But in recent months, dating approximately to when a C.I.A. contractor killed two Pakistanis on a street in the eastern city of Lahore in January, American officials said that Pakistani spies from the Directorate for Inter-Services Intelligence, known as the ISI, have been generally unwilling to carry out surveillance operations for the C.I.A. The Pakistanis have also resisted granting visas allowing American intelligence officers to operate in Pakistan, and have threatened to put greater restrictions on the drone flights.
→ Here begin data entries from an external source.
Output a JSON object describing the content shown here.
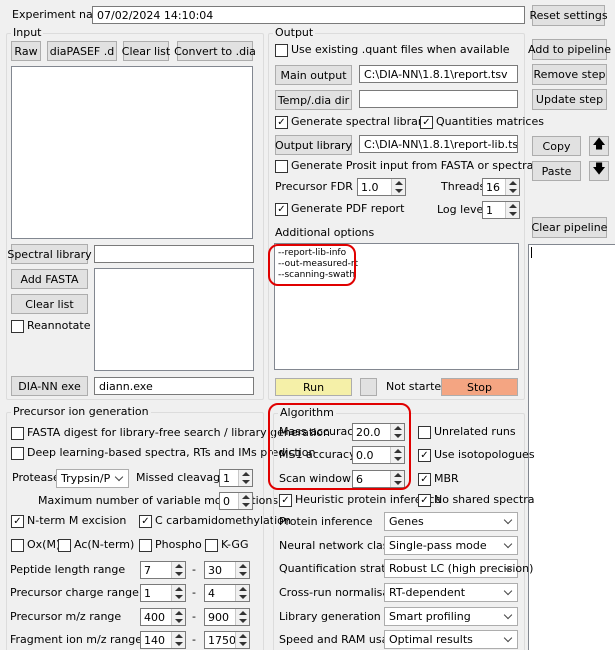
{
  "experiment": {
    "label": "Experiment name:",
    "value": "07/02/2024 14:10:04",
    "reset": "Reset settings"
  },
  "input": {
    "title": "Input",
    "raw": "Raw",
    "diapasef": "diaPASEF .d",
    "clear_list": "Clear list",
    "convert": "Convert to .dia",
    "spectral_library": "Spectral library",
    "spectral_library_path": "",
    "add_fasta": "Add FASTA",
    "clear_list_fasta": "Clear list",
    "reannotate": "Reannotate",
    "reannotate_checked": false,
    "diann_exe": "DIA-NN exe",
    "diann_exe_value": "diann.exe"
  },
  "output": {
    "title": "Output",
    "use_existing": "Use existing .quant files when available",
    "use_existing_checked": false,
    "main_output": "Main output",
    "main_output_value": "C:\\DIA-NN\\1.8.1\\report.tsv",
    "temp_dir": "Temp/.dia dir",
    "temp_dir_value": "",
    "gen_lib": "Generate spectral library",
    "gen_lib_checked": true,
    "quant_mat": "Quantities matrices",
    "quant_mat_checked": true,
    "output_library": "Output library",
    "output_library_value": "C:\\DIA-NN\\1.8.1\\report-lib.tsv",
    "prosit": "Generate Prosit input from FASTA or spectral library",
    "prosit_checked": false,
    "fdr_label": "Precursor FDR (%)",
    "fdr_value": "1.0",
    "threads_label": "Threads",
    "threads_value": "16",
    "pdf": "Generate PDF report",
    "pdf_checked": true,
    "log_label": "Log level",
    "log_value": "1"
  },
  "additional": {
    "title": "Additional options",
    "lines": [
      "--report-lib-info",
      "--out-measured-rt",
      "--scanning-swath"
    ]
  },
  "run": {
    "run": "Run",
    "status": "Not started",
    "stop": "Stop"
  },
  "pipeline": {
    "add": "Add to pipeline",
    "remove": "Remove step",
    "update": "Update step",
    "copy": "Copy",
    "paste": "Paste",
    "clear": "Clear pipeline",
    "log_text": ""
  },
  "precursor": {
    "title": "Precursor ion generation",
    "fasta_digest": "FASTA digest for library-free search / library generation",
    "fasta_digest_checked": false,
    "deep_learning": "Deep learning-based spectra, RTs and IMs prediction",
    "deep_learning_checked": false,
    "protease_label": "Protease",
    "protease_value": "Trypsin/P",
    "missed_label": "Missed cleavages",
    "missed_value": "1",
    "max_var_label": "Maximum number of variable modifications",
    "max_var_value": "0",
    "nterm": "N-term M excision",
    "nterm_checked": true,
    "ccarb": "C carbamidomethylation",
    "ccarb_checked": true,
    "ox": "Ox(M)",
    "ox_checked": false,
    "ac": "Ac(N-term)",
    "ac_checked": false,
    "phospho": "Phospho",
    "phospho_checked": false,
    "kgg": "K-GG",
    "kgg_checked": false,
    "ranges": [
      {
        "label": "Peptide length range",
        "min": "7",
        "max": "30"
      },
      {
        "label": "Precursor charge range",
        "min": "1",
        "max": "4"
      },
      {
        "label": "Precursor m/z range",
        "min": "400",
        "max": "900"
      },
      {
        "label": "Fragment ion m/z range",
        "min": "140",
        "max": "1750"
      }
    ],
    "dash": "-"
  },
  "algorithm": {
    "title": "Algorithm",
    "mass_acc_label": "Mass accuracy",
    "mass_acc_value": "20.0",
    "ms1_label": "MS1 accuracy",
    "ms1_value": "0.0",
    "scan_label": "Scan window",
    "scan_value": "6",
    "unrelated": "Unrelated runs",
    "unrelated_checked": false,
    "isotopologues": "Use isotopologues",
    "isotopologues_checked": true,
    "mbr": "MBR",
    "mbr_checked": true,
    "heuristic": "Heuristic protein inference",
    "heuristic_checked": true,
    "no_shared": "No shared spectra",
    "no_shared_checked": true,
    "dropdowns": [
      {
        "label": "Protein inference",
        "value": "Genes"
      },
      {
        "label": "Neural network classifier",
        "value": "Single-pass mode"
      },
      {
        "label": "Quantification strategy",
        "value": "Robust LC (high precision)"
      },
      {
        "label": "Cross-run normalisation",
        "value": "RT-dependent"
      },
      {
        "label": "Library generation",
        "value": "Smart profiling"
      },
      {
        "label": "Speed and RAM usage",
        "value": "Optimal results"
      }
    ]
  },
  "colors": {
    "run": "#f5f0a8",
    "stop": "#f4a582",
    "highlight": "#e00000"
  }
}
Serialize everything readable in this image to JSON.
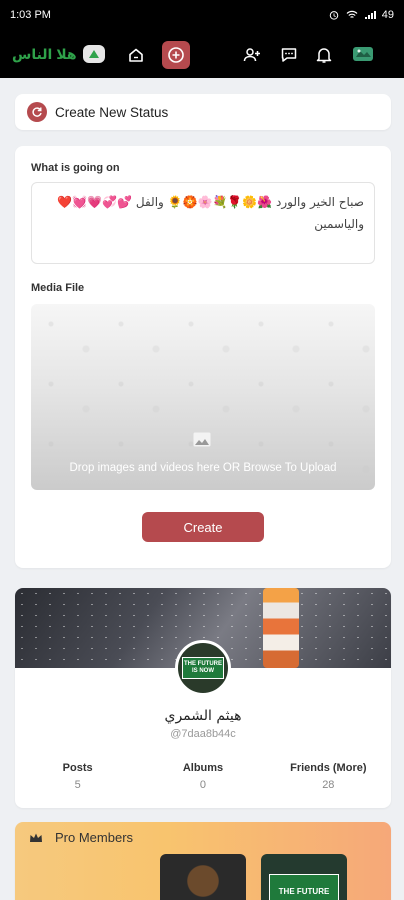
{
  "status_bar": {
    "time": "1:03 PM",
    "battery": "49"
  },
  "app_bar": {
    "logo_text": "هلا الناس",
    "icons": [
      "home-icon",
      "plus-circle-icon",
      "add-user-icon",
      "messages-icon",
      "bell-icon",
      "profile-avatar"
    ]
  },
  "title_card": {
    "title": "Create New Status"
  },
  "form": {
    "status_label": "What is going on",
    "status_text": "صباح الخير والورد 🌺🌼🌹💐🌸🏵️🌻 والفل 💕💞💗💓❤️ والياسمين",
    "media_label": "Media File",
    "drop_text": "Drop images and videos here OR Browse To Upload",
    "create_label": "Create"
  },
  "profile": {
    "name": "هيثم الشمري",
    "handle": "@7daa8b44c",
    "avatar_sign": "THE FUTURE IS NOW",
    "stats": [
      {
        "label": "Posts",
        "value": "5"
      },
      {
        "label": "Albums",
        "value": "0"
      },
      {
        "label": "Friends (More)",
        "value": "28"
      }
    ]
  },
  "pro_members": {
    "title": "Pro Members",
    "second_thumb_text": "THE FUTURE"
  },
  "colors": {
    "accent": "#b54a4e",
    "logo_green": "#2fa24a",
    "pro_gradient_start": "#f6c97e",
    "pro_gradient_end": "#f6a879"
  }
}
It is the future of the drone programme that is a particular worry for the C.I.A. American officials said that during his meetings in Pakistan last week, Mr. Panetta was particularly forceful about trying to get Pakistani officials to allow armed drones to fly over even wider areas in the northwest tribal regions. But the C.I.A. is already preparing for the worst: relocating some of the drones from Pakistan to a base in Afghanistan, where they can take off and fly east across the mountains and into the tribal areas, where terrorist groups find safe haven.
Another casualty of the recent tension is an ambitious Pentagon programme to train Pakistani paramilitary troops to fight al-Qaeda and the Taliban in those same tribal areas. That programme has ended, both American and Pakistani officials acknowledge, and the last of about 120 American military advisers have left the country.
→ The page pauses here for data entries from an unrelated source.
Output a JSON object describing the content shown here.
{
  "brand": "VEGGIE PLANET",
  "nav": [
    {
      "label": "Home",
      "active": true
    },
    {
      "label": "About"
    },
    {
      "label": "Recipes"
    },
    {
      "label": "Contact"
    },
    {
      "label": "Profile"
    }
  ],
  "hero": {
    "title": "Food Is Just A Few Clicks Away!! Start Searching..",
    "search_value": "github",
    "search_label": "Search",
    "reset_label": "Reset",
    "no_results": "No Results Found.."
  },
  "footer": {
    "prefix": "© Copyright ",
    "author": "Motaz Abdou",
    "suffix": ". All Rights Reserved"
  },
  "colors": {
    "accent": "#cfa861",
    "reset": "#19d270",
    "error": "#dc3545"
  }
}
American officials are now scrambling to find temporary jobs for about 50 Special Forces support personnel who had been helping the trainers with logistics and communications. Their visas were difficult to obtain and officials fear if these troops are sent home, Pakistan will not allow them to return.
In a sign of the growing anger on Capitol Hill, Representative Mike Rogers, a Michigan Republican who leads the House Intelligence Committee, said Tuesday that he believed elements of the ISI and the military had helped protect bin Laden.
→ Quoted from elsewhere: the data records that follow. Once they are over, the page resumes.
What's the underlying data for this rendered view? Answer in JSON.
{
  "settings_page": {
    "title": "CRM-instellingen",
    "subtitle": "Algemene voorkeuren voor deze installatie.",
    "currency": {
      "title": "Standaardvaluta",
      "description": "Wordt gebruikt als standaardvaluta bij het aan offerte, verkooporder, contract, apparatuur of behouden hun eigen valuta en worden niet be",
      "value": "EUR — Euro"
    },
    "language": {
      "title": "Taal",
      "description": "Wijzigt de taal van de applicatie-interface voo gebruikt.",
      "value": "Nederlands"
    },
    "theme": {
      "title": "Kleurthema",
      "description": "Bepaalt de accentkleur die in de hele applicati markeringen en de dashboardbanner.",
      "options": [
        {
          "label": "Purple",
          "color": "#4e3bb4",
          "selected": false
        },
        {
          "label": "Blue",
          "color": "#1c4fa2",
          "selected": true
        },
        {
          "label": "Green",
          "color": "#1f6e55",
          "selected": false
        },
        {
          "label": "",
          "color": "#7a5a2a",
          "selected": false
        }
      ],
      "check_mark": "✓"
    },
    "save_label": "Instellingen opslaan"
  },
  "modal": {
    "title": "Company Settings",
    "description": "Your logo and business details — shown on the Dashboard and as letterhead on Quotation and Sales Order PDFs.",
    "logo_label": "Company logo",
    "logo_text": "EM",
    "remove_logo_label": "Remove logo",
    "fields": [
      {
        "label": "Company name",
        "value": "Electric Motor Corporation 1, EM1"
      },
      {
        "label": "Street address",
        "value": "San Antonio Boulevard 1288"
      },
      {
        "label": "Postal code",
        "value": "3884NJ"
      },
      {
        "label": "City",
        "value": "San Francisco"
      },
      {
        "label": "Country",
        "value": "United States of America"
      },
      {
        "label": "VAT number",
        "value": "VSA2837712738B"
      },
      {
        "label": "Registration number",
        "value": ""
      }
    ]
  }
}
Mr. Rogers, who met with senior security officials in Pakistan last week, said he had no evidence that senior Pakistani military or civilian leaders were complicit in sheltering bin Laden. And he did not offer any proof to support his assertion, saying only his accusation was based on “information that I've seen.”
He warned that both lawmakers and the Obama administration could end up putting more restrictions on the $2 billion in American military aid received annually by Pakistan. He also called for “benchmarks” in the relationship, including more sharing of information about militant activities in Karachi, Lahore and elsewhere and more American access to militants detained in Pakistan.
American military commanders in Afghanistan appear cautiously optimistic that they are making progress in pushing the Taliban from its strongholds in that country's south, but many say a significant American military withdrawal can occur only if the warring sides in Afghanistan broker some kind of peace deal. But the United States is reliant on Pakistan to apply pressure on Taliban leaders, over whom they have historically had great influence.
For now, at least, America's relationship with Pakistan keeps getting tripped up. When he visited Pakistan, Mr. Panetta offered evidence of collusion between Pakistani security officials and the militants staging attacks in Afghanistan.
American officials said Mr. Panetta presented satellite photographs of two bomb-making factories that American spies several weeks ago had asked the ISI to raid. When Pakistani troops showed up days later, the militants were gone, causing American officials to question whether the militants had been warned by someone on the Pakistani side.
Shortly after the failed raids, the Defence Department put a hold on a $300 million payment reimbursing Pakistan for the cost of deploying more than 100,000 troops along the border with Afghanistan, two officials said. The Pentagon declined to comment on the payment, except to say it was “continuing to process several claims.” — © New York Times News Service